Rapid changes are happening in the atmosphere due to uncontrolled human activities. The oceans and land are warming up expressly, with risk of human population not being able to limit global warming to even 2°C. The question is, what is the level of awareness among people about these hazardous shifts? The Intergovernmental Panel on Climate Change (IPCC)
is taking care of this issue by regularly releasing detailed reports on the state of climate. Moreover, the part of Sixth Assessment Report
has been issued on 09th August 2021, with warnings about the need for urgent and large-scale reductions in greenhouse emissions to limit global warning. “Human influence has warmed the climate at a rate that is unprecedented in at least the last 2000 years”, the Report warns. Immense CO2 emissions are increasing global sea levels at an accelerating rate since 1970 (at a rate of about 4 millimetres per year (1.5 inches per decade)). The rise is happening due to two reasons: the melting of ice in mountain glaciers and at the poles, and the expansion of oceans, as its’ waters take up the heat. Therefore, it is crucial to limit the world’s greenhouse gas emissions to lower the chances of destabilizing polar ice sheets.
The land is also subjected to global warming. IPCC has covered this challenge in Special Report on climate change, desertification, land degradation, sustainable land management, food security, and greenhouse gas fluxes in terrestrial ecosystems.”(issued in August 2019)
. Land is both a source and a sink of GHGs and plays a key role in the exchange of energy, water and aerosols between the land surface and atmosphere” the Special Report states. It is therefore important to regulate the impact of land surface temperature, which has risen twice as much as the global average temperature. These changes have already impacted food security, with studies showing that yields of some crops (e.g., maize and wheat) in many lower-latitude regions have been affected negatively. The overall conclusion of the Report is that increases in global mean surface temperature (GMST), relative to pre-industrial levels, affect processes involved in desertification (water scarcity), land degradation (soil erosion, vegetation loss, wildfire, permafrost thaw) and food security (crop yield and food supply instabilities). Changes in these processes drive risks to food systems, livelihoods, infrastructure, the value of land, and human and ecosystem health.
Satellites also play a big role, especially in observing vegetation browning like in some regions including northern Eurasia, parts of North America, Central Asia and the Congo Basin, largely as a result of water stress.
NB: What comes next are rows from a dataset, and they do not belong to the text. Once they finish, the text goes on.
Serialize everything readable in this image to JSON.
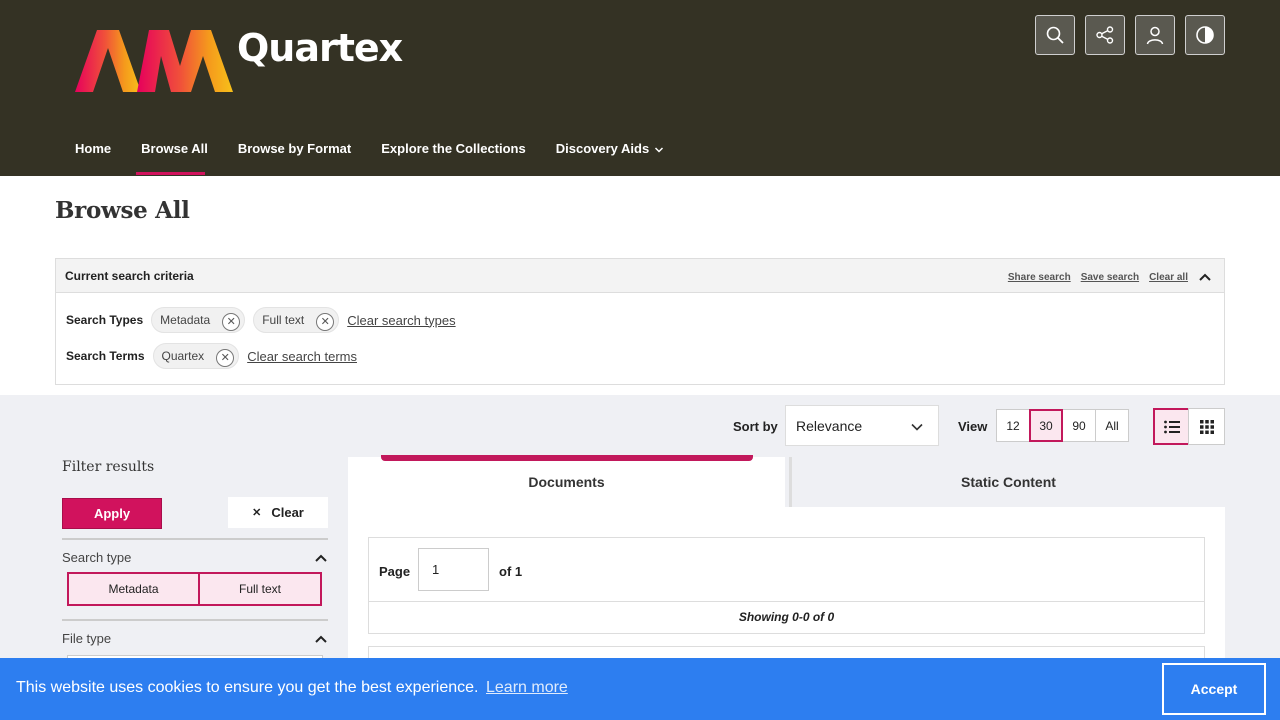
{
  "brand": {
    "name": "Quartex"
  },
  "header_buttons": [
    {
      "icon": "search-icon"
    },
    {
      "icon": "share-icon"
    },
    {
      "icon": "user-icon"
    },
    {
      "icon": "contrast-icon"
    }
  ],
  "nav": {
    "items": [
      "Home",
      "Browse All",
      "Browse by Format",
      "Explore the Collections",
      "Discovery Aids"
    ],
    "active": "Browse All"
  },
  "page": {
    "title": "Browse All"
  },
  "criteria": {
    "title": "Current search criteria",
    "share": "Share search",
    "save": "Save search",
    "clear_all": "Clear all",
    "types_label": "Search Types",
    "types": [
      "Metadata",
      "Full text"
    ],
    "clear_types": "Clear search types",
    "terms_label": "Search Terms",
    "terms": [
      "Quartex"
    ],
    "clear_terms": "Clear search terms"
  },
  "toolbar": {
    "sort_label": "Sort by",
    "sort_value": "Relevance",
    "view_label": "View",
    "view_options": [
      "12",
      "30",
      "90",
      "All"
    ],
    "view_selected": "30",
    "layout_selected": "list"
  },
  "filters": {
    "title": "Filter results",
    "apply": "Apply",
    "clear": "Clear",
    "search_type_label": "Search type",
    "search_types": [
      "Metadata",
      "Full text"
    ],
    "file_type_label": "File type"
  },
  "results": {
    "tabs": [
      "Documents",
      "Static Content"
    ],
    "active_tab": "Documents",
    "page_label": "Page",
    "page_value": "1",
    "of_label": "of 1",
    "showing": "Showing 0-0 of 0"
  },
  "cookie": {
    "message": "This website uses cookies to ensure you get the best experience.",
    "learn_more": "Learn more",
    "accept": "Accept"
  },
  "colors": {
    "header_bg": "#343224",
    "accent": "#d1125d",
    "cookie_bg": "#2d7ef0"
  }
}
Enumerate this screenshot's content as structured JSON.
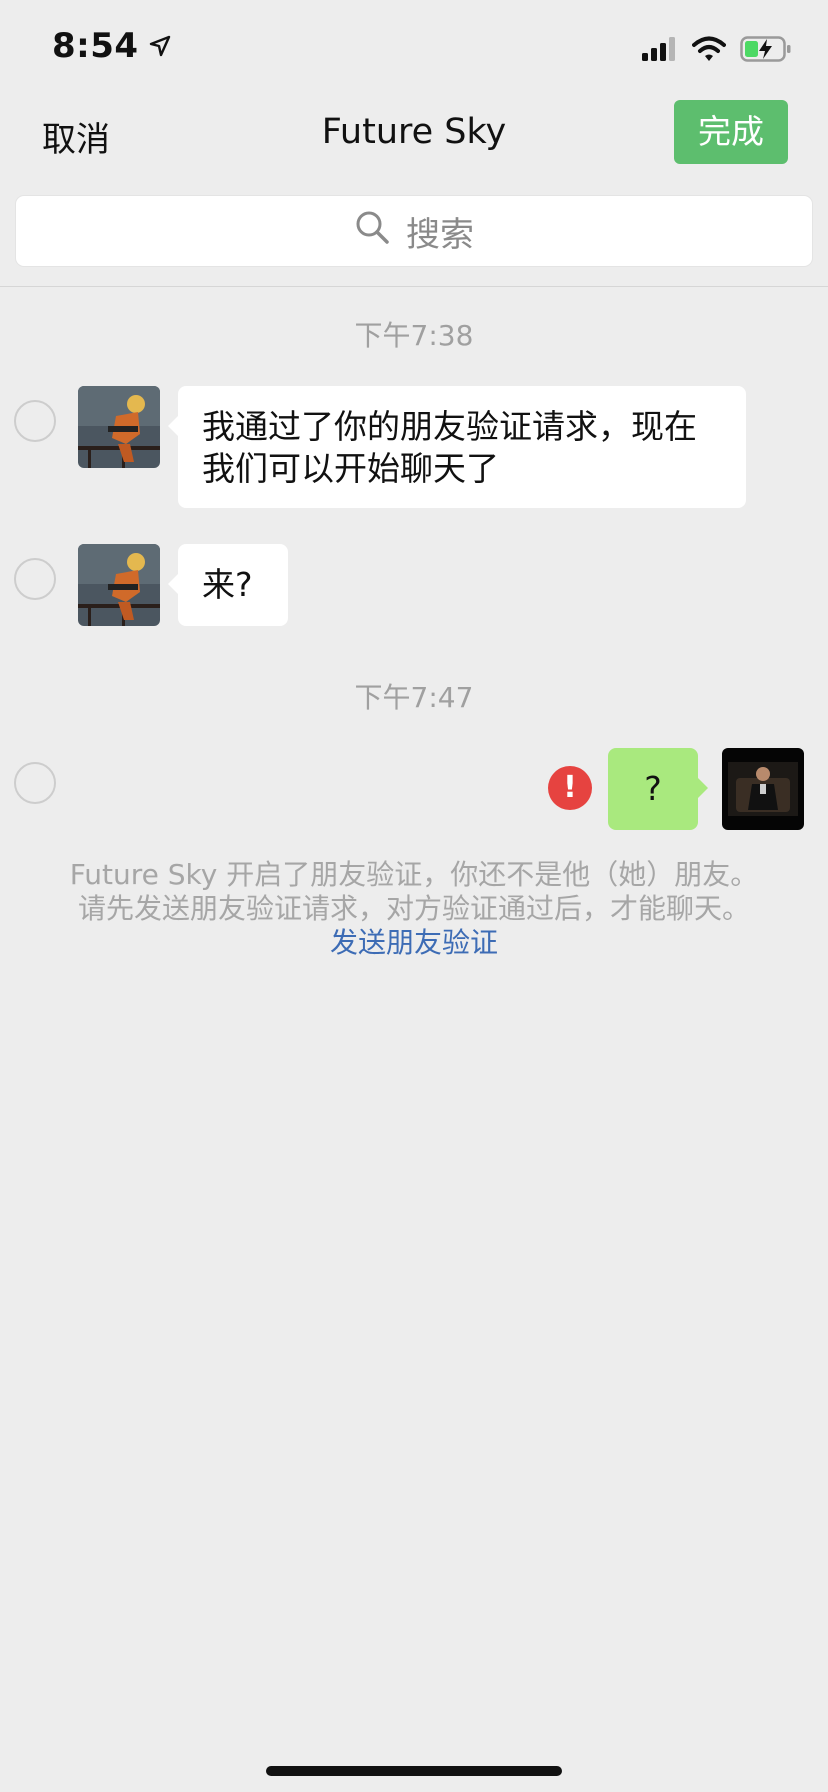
{
  "status_bar": {
    "time": "8:54",
    "icons": [
      "location-arrow-icon",
      "signal-icon",
      "wifi-icon",
      "battery-charging-icon"
    ]
  },
  "nav": {
    "cancel_label": "取消",
    "title": "Future Sky",
    "done_label": "完成"
  },
  "search": {
    "placeholder": "搜索"
  },
  "chat": {
    "timestamp_1": "下午7:38",
    "timestamp_2": "下午7:47",
    "messages": [
      {
        "direction": "incoming",
        "line1": "我通过了你的朋友验证请求，现在",
        "line2": "我们可以开始聊天了"
      },
      {
        "direction": "incoming",
        "text": "来?"
      },
      {
        "direction": "outgoing",
        "text": "?",
        "status": "failed"
      }
    ]
  },
  "notice": {
    "line1": "Future Sky 开启了朋友验证，你还不是他（她）朋友。",
    "line2": "请先发送朋友验证请求，对方验证通过后，才能聊天。",
    "link": "发送朋友验证"
  },
  "colors": {
    "background": "#ededed",
    "done_button": "#5dbe6e",
    "outgoing_bubble": "#a9e97e",
    "error": "#e64340",
    "link": "#3d6cb5"
  }
}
DIONE project accentuates the importance of satellite surveillance, given that Earth Observation is highly used for acquiring statistics such as those observed in IPCC reports. It is therefore important to support development of EO technologies, as well as press coverage of IPCC reports, given that data collected via these two channels greatly affects policymaking decisions.
To read the newest part of the Sixth Assessment Report, click here
To read the Special Report on Climate Change and Land, click here